● **Task to complete**
Pictures excluded, copy every record that follows exactly as it appears.

● **Dataset entries**
»»
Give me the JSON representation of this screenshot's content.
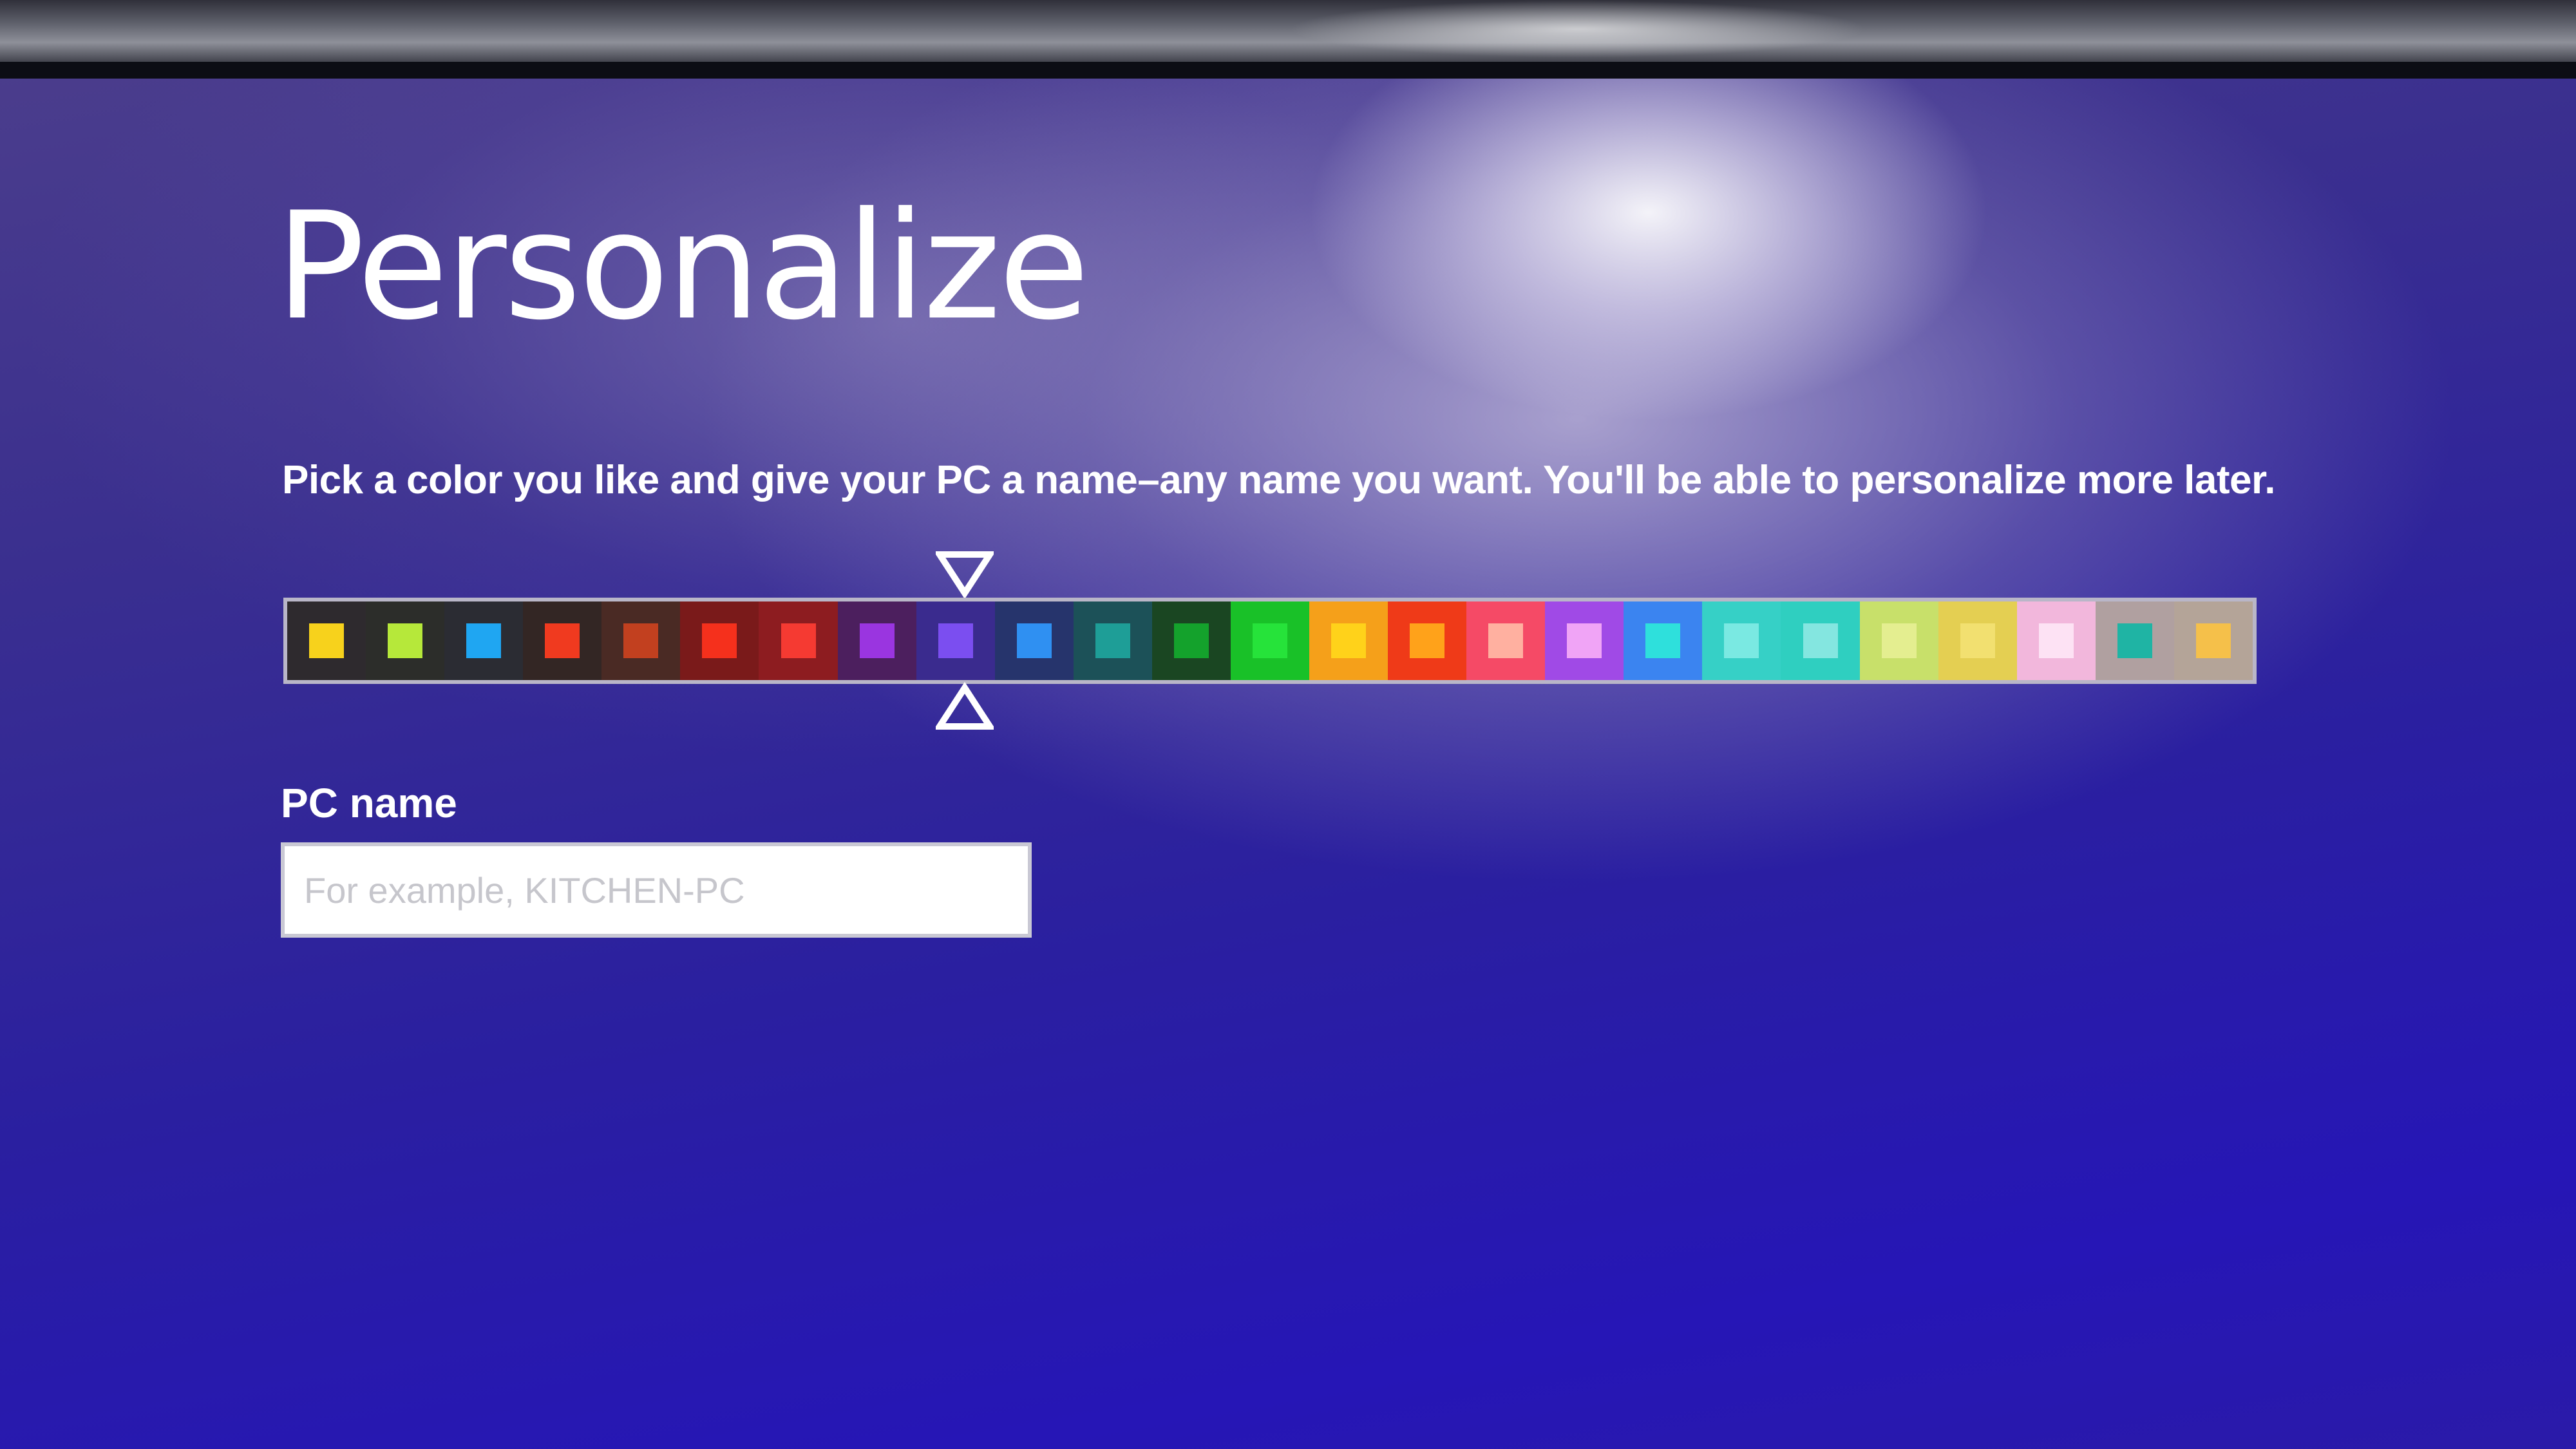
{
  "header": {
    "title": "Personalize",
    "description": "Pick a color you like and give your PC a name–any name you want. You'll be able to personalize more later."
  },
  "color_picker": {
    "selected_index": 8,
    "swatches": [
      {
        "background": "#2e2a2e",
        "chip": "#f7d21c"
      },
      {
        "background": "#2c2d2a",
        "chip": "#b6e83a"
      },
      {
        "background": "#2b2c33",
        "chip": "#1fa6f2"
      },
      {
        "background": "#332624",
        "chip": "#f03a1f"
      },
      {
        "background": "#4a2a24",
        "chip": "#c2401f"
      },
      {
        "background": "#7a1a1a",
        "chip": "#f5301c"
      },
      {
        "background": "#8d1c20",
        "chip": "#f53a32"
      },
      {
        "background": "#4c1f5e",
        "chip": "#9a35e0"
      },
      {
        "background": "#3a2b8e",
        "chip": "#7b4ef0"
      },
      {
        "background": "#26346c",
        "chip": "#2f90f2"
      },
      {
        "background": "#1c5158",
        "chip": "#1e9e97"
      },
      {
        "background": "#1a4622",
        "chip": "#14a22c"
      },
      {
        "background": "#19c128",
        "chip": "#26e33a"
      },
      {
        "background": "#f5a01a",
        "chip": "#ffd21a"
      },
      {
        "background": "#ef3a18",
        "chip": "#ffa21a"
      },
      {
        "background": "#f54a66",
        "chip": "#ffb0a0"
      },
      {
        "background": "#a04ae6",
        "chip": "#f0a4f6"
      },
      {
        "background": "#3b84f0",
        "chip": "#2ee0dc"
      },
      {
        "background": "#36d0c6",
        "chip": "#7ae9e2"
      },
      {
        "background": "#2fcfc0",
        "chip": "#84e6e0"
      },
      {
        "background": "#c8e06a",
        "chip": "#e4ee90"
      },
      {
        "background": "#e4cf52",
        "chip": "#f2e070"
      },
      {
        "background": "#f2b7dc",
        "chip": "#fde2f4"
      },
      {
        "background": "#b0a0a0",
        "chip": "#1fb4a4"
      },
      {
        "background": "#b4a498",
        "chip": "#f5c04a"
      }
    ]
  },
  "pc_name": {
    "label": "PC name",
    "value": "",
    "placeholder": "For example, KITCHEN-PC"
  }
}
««
● **Exercise output**
Give me the JSON representation of this screenshot's content.
{
  "header": {
    "title": "Personalize",
    "description": "Pick a color you like and give your PC a name–any name you want. You'll be able to personalize more later."
  },
  "color_picker": {
    "selected_index": 8,
    "swatches": [
      {
        "background": "#2e2a2e",
        "chip": "#f7d21c"
      },
      {
        "background": "#2c2d2a",
        "chip": "#b6e83a"
      },
      {
        "background": "#2b2c33",
        "chip": "#1fa6f2"
      },
      {
        "background": "#332624",
        "chip": "#f03a1f"
      },
      {
        "background": "#4a2a24",
        "chip": "#c2401f"
      },
      {
        "background": "#7a1a1a",
        "chip": "#f5301c"
      },
      {
        "background": "#8d1c20",
        "chip": "#f53a32"
      },
      {
        "background": "#4c1f5e",
        "chip": "#9a35e0"
      },
      {
        "background": "#3a2b8e",
        "chip": "#7b4ef0"
      },
      {
        "background": "#26346c",
        "chip": "#2f90f2"
      },
      {
        "background": "#1c5158",
        "chip": "#1e9e97"
      },
      {
        "background": "#1a4622",
        "chip": "#14a22c"
      },
      {
        "background": "#19c128",
        "chip": "#26e33a"
      },
      {
        "background": "#f5a01a",
        "chip": "#ffd21a"
      },
      {
        "background": "#ef3a18",
        "chip": "#ffa21a"
      },
      {
        "background": "#f54a66",
        "chip": "#ffb0a0"
      },
      {
        "background": "#a04ae6",
        "chip": "#f0a4f6"
      },
      {
        "background": "#3b84f0",
        "chip": "#2ee0dc"
      },
      {
        "background": "#36d0c6",
        "chip": "#7ae9e2"
      },
      {
        "background": "#2fcfc0",
        "chip": "#84e6e0"
      },
      {
        "background": "#c8e06a",
        "chip": "#e4ee90"
      },
      {
        "background": "#e4cf52",
        "chip": "#f2e070"
      },
      {
        "background": "#f2b7dc",
        "chip": "#fde2f4"
      },
      {
        "background": "#b0a0a0",
        "chip": "#1fb4a4"
      },
      {
        "background": "#b4a498",
        "chip": "#f5c04a"
      }
    ]
  },
  "pc_name": {
    "label": "PC name",
    "value": "",
    "placeholder": "For example, KITCHEN-PC"
  }
}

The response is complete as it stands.